● WORK INSTRUCTION:
Below are the records; copy each line in them that holds the word "name".

== RECORDS PROVIDED ==

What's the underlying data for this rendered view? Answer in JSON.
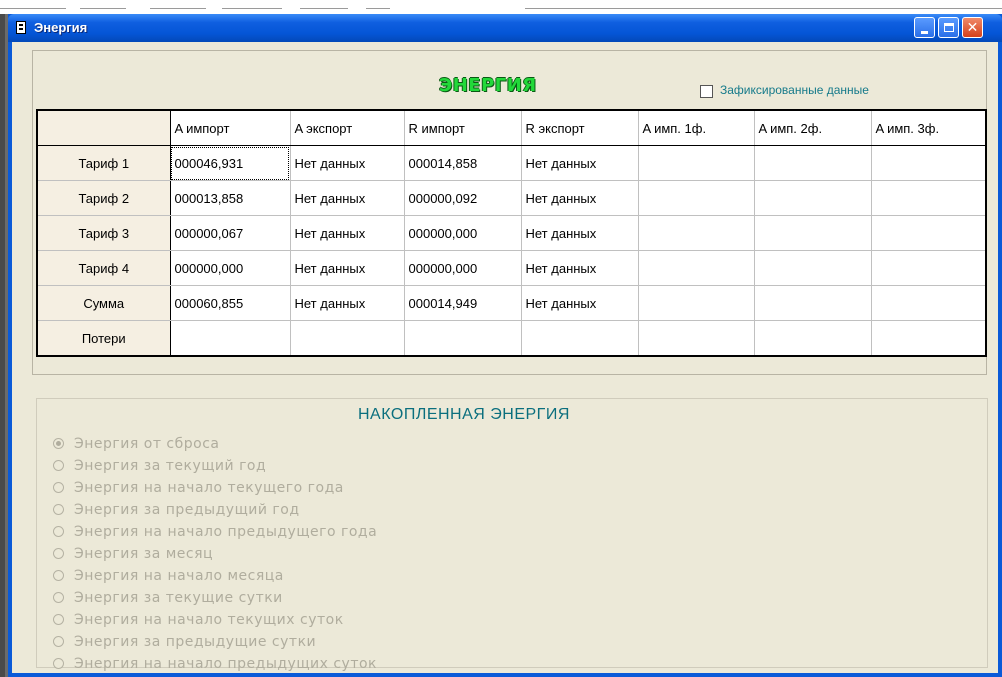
{
  "window": {
    "title": "Энергия",
    "minimize_label": "_",
    "maximize_label": "□",
    "close_label": "✕"
  },
  "icons": {
    "system_menu": "document-icon",
    "minimize": "minimize-icon",
    "maximize": "maximize-icon",
    "close": "close-icon",
    "checkbox": "checkbox-icon",
    "radio": "radio-icon"
  },
  "colors": {
    "titlebar": "#0455d6",
    "heading": "#22d83a",
    "accent_text": "#0b6f7e",
    "disabled_text": "#b0ad9e"
  },
  "energy": {
    "heading": "ЭНЕРГИЯ",
    "fixed_data_label": "Зафиксированные  данные",
    "fixed_data_checked": false,
    "columns": [
      "",
      "A импорт",
      "A экспорт",
      "R импорт",
      "R экспорт",
      "A имп. 1ф.",
      "A имп. 2ф.",
      "A имп. 3ф."
    ],
    "rows": [
      {
        "label": "Тариф 1",
        "cells": [
          "000046,931",
          "Нет данных",
          "000014,858",
          "Нет данных",
          "",
          "",
          ""
        ]
      },
      {
        "label": "Тариф 2",
        "cells": [
          "000013,858",
          "Нет данных",
          "000000,092",
          "Нет данных",
          "",
          "",
          ""
        ]
      },
      {
        "label": "Тариф 3",
        "cells": [
          "000000,067",
          "Нет данных",
          "000000,000",
          "Нет данных",
          "",
          "",
          ""
        ]
      },
      {
        "label": "Тариф 4",
        "cells": [
          "000000,000",
          "Нет данных",
          "000000,000",
          "Нет данных",
          "",
          "",
          ""
        ]
      },
      {
        "label": "Сумма",
        "cells": [
          "000060,855",
          "Нет данных",
          "000014,949",
          "Нет данных",
          "",
          "",
          ""
        ]
      },
      {
        "label": "Потери",
        "cells": [
          "",
          "",
          "",
          "",
          "",
          "",
          ""
        ]
      }
    ]
  },
  "accumulated": {
    "title": "НАКОПЛЕННАЯ ЭНЕРГИЯ",
    "options": [
      {
        "label": "Энергия от сброса",
        "checked": true
      },
      {
        "label": "Энергия за текущий год",
        "checked": false
      },
      {
        "label": "Энергия на начало текущего года",
        "checked": false
      },
      {
        "label": "Энергия за предыдущий год",
        "checked": false
      },
      {
        "label": "Энергия на начало предыдущего года",
        "checked": false
      },
      {
        "label": "Энергия за месяц",
        "checked": false
      },
      {
        "label": "Энергия на начало месяца",
        "checked": false
      },
      {
        "label": "Энергия за текущие сутки",
        "checked": false
      },
      {
        "label": "Энергия на начало текущих суток",
        "checked": false
      },
      {
        "label": "Энергия за предыдущие сутки",
        "checked": false
      },
      {
        "label": "Энергия на начало предыдущих суток",
        "checked": false
      }
    ]
  }
}
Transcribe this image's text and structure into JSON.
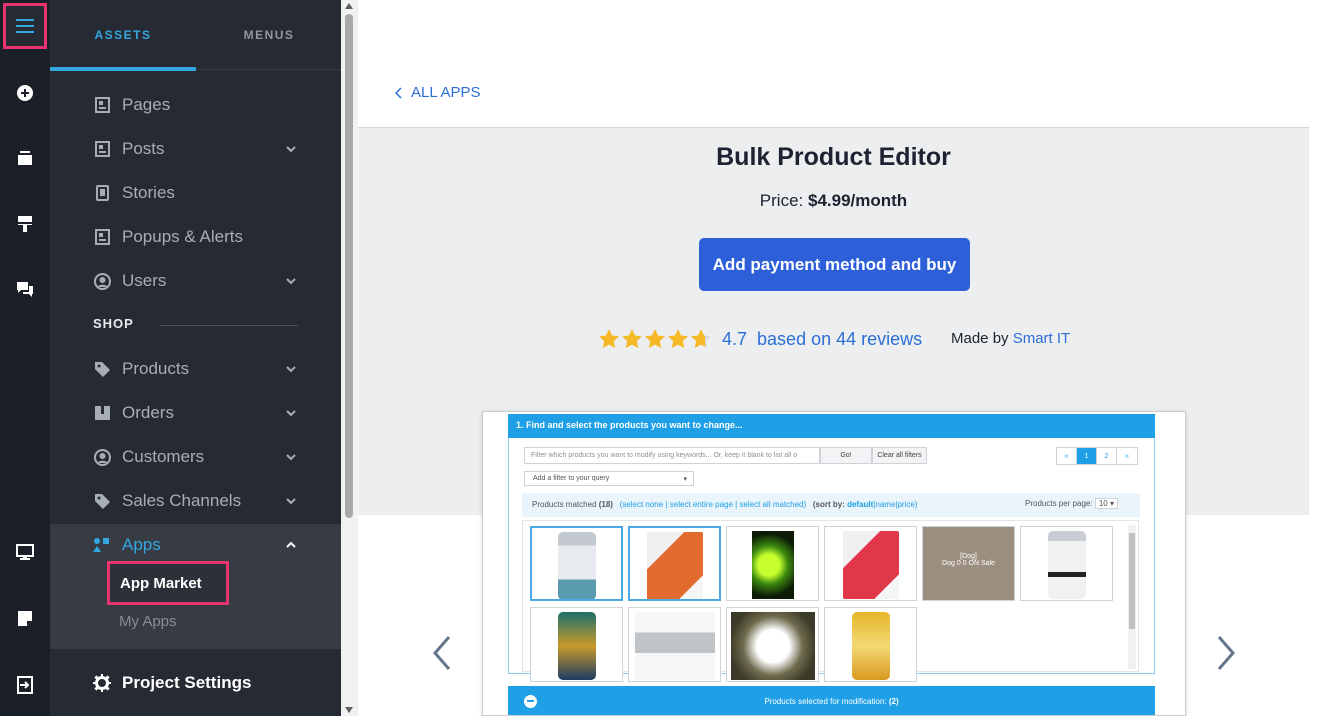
{
  "sidebar": {
    "tabs": [
      {
        "label": "ASSETS",
        "active": true
      },
      {
        "label": "MENUS",
        "active": false
      }
    ],
    "items": [
      {
        "label": "Pages",
        "icon": "page-icon"
      },
      {
        "label": "Posts",
        "icon": "page-icon",
        "expandable": true
      },
      {
        "label": "Stories",
        "icon": "stories-icon"
      },
      {
        "label": "Popups & Alerts",
        "icon": "page-icon"
      },
      {
        "label": "Users",
        "icon": "user-circle-icon",
        "expandable": true
      }
    ],
    "shop_section": "SHOP",
    "shop_items": [
      {
        "label": "Products",
        "icon": "tag-icon",
        "expandable": true
      },
      {
        "label": "Orders",
        "icon": "box-icon",
        "expandable": true
      },
      {
        "label": "Customers",
        "icon": "user-circle-icon",
        "expandable": true
      },
      {
        "label": "Sales Channels",
        "icon": "tag-icon",
        "expandable": true
      }
    ],
    "apps": {
      "label": "Apps",
      "icon": "apps-icon",
      "expanded": true,
      "sub_items": [
        {
          "label": "App Market",
          "active": true
        },
        {
          "label": "My Apps",
          "active": false
        }
      ]
    },
    "project_settings": "Project Settings"
  },
  "rail": {
    "icons": [
      "menu-icon",
      "add-circle-icon",
      "layers-icon",
      "brush-icon",
      "chat-icon",
      "monitor-icon",
      "note-icon",
      "exit-icon"
    ]
  },
  "main": {
    "back_link": "ALL APPS",
    "app_title": "Bulk Product Editor",
    "price_label": "Price:",
    "price_value": "$4.99/month",
    "buy_button": "Add payment method and buy",
    "rating": {
      "stars_value": 4.7,
      "value_text": "4.7",
      "reviews_text": "based on 44 reviews"
    },
    "made_by_label": "Made by",
    "made_by_author": "Smart IT",
    "screenshot": {
      "header": "1. Find and select the products you want to change...",
      "filter_placeholder": "Filter which products you want to modify using keywords... Or, keep it blank to list all o",
      "go_button": "Go!",
      "clear_button": "Clear all filters",
      "pager": [
        "«",
        "1",
        "2",
        "»"
      ],
      "current_page": "1",
      "add_filter": "Add a filter to your query",
      "matched_prefix": "Products matched",
      "matched_count": "(18)",
      "select_none": "(select none",
      "select_page": "select entire page",
      "select_all": "select all matched)",
      "sort_label": "(sort by:",
      "sort_default": "default",
      "sort_name": "name",
      "sort_price": "price)",
      "per_page_label": "Products per page:",
      "per_page_value": "10",
      "thumb_sale_title": "[Dog]",
      "thumb_sale_subtitle": "Dog 0 0 ON Sale",
      "footer_label": "Products selected for modification:",
      "footer_count": "(2)"
    }
  },
  "colors": {
    "accent": "#34a7e0",
    "primary_button": "#2c5fd8",
    "highlight": "#e8336d",
    "star": "#f6b928",
    "link": "#2b6fd6"
  }
}
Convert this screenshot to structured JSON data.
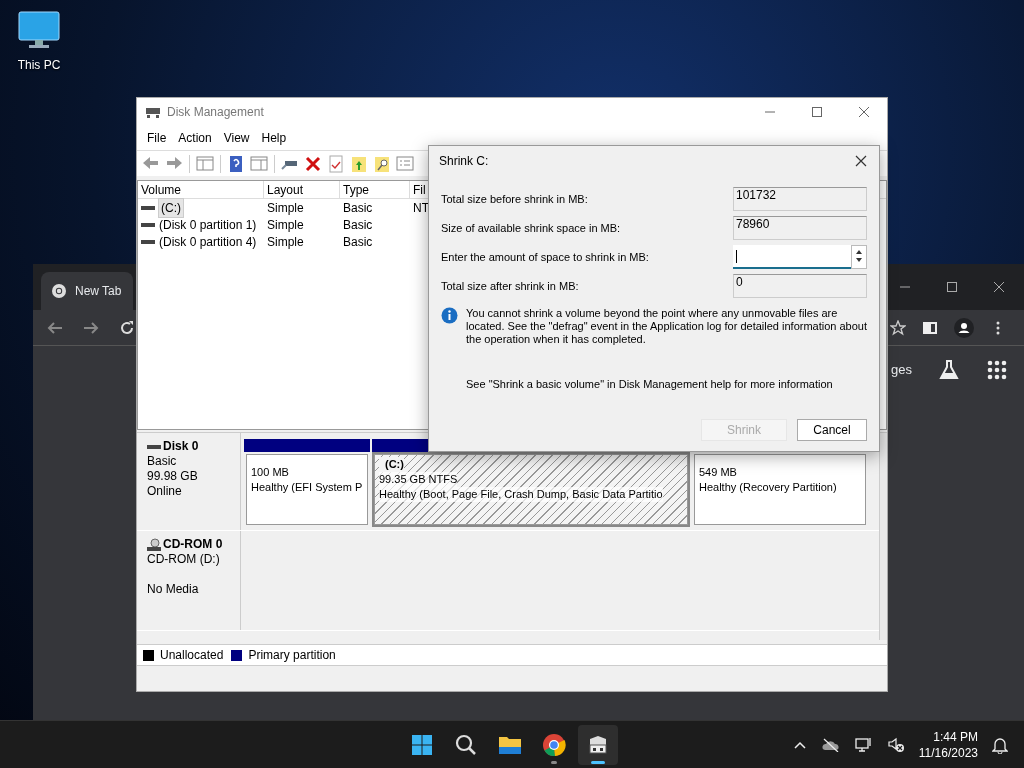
{
  "desktop": {
    "icons": [
      {
        "label": "This PC"
      }
    ]
  },
  "browser_window": {
    "tab": {
      "title": "New Tab",
      "selected": true
    },
    "content_text": "ges"
  },
  "disk_management": {
    "title": "Disk Management",
    "menu": [
      "File",
      "Action",
      "View",
      "Help"
    ],
    "volume_list": {
      "columns": [
        "Volume",
        "Layout",
        "Type",
        "Fil"
      ],
      "rows": [
        {
          "cells": [
            "(C:)",
            "Simple",
            "Basic",
            "NT"
          ],
          "selected": true
        },
        {
          "cells": [
            "(Disk 0 partition 1)",
            "Simple",
            "Basic"
          ],
          "selected": false
        },
        {
          "cells": [
            "(Disk 0 partition 4)",
            "Simple",
            "Basic"
          ],
          "selected": false
        }
      ]
    },
    "disks": [
      {
        "kind": "disk",
        "name": "Disk 0",
        "type": "Basic",
        "size": "99.98 GB",
        "status": "Online",
        "partitions": [
          {
            "size": "100 MB",
            "health": "Healthy (EFI System P",
            "selected": false
          },
          {
            "name": "(C:)",
            "size": "99.35 GB NTFS",
            "health": "Healthy (Boot, Page File, Crash Dump, Basic Data Partitio",
            "selected": true
          },
          {
            "size": "549 MB",
            "health": "Healthy (Recovery Partition)",
            "selected": false
          }
        ]
      },
      {
        "kind": "cdrom",
        "name": "CD-ROM 0",
        "type": "CD-ROM (D:)",
        "status": "No Media"
      }
    ],
    "legend": [
      {
        "label": "Unallocated",
        "color": "#000000"
      },
      {
        "label": "Primary partition",
        "color": "#000080"
      }
    ]
  },
  "dialog": {
    "title": "Shrink C:",
    "fields": [
      {
        "kind": "readonly",
        "label": "Total size before shrink in MB:",
        "value": "101732"
      },
      {
        "kind": "readonly",
        "label": "Size of available shrink space in MB:",
        "value": "78960"
      },
      {
        "kind": "spin",
        "label": "Enter the amount of space to shrink in MB:"
      },
      {
        "kind": "readonly",
        "label": "Total size after shrink in MB:",
        "value": "0"
      }
    ],
    "info": "You cannot shrink a volume beyond the point where any unmovable files are located. See the \"defrag\" event in the Application log for detailed information about the operation when it has completed.",
    "help": "See \"Shrink a basic volume\" in Disk Management help for more information",
    "buttons": [
      {
        "label": "Shrink",
        "disabled": true
      },
      {
        "label": "Cancel",
        "disabled": false
      }
    ]
  },
  "taskbar": {
    "apps": [
      {
        "kind": "start",
        "running": false,
        "selected": false
      },
      {
        "kind": "search",
        "running": false,
        "selected": false
      },
      {
        "kind": "explorer",
        "running": false,
        "selected": false
      },
      {
        "kind": "chrome",
        "running": true,
        "selected": false
      },
      {
        "kind": "diskmgmt",
        "running": true,
        "selected": true
      }
    ],
    "time": "1:44 PM",
    "date": "11/16/2023"
  }
}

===

● THE ANSWER:
      "sort_name": "name",
        "name": "Disk 0",
            "name": "(C:)",
        "name": "CD-ROM 0",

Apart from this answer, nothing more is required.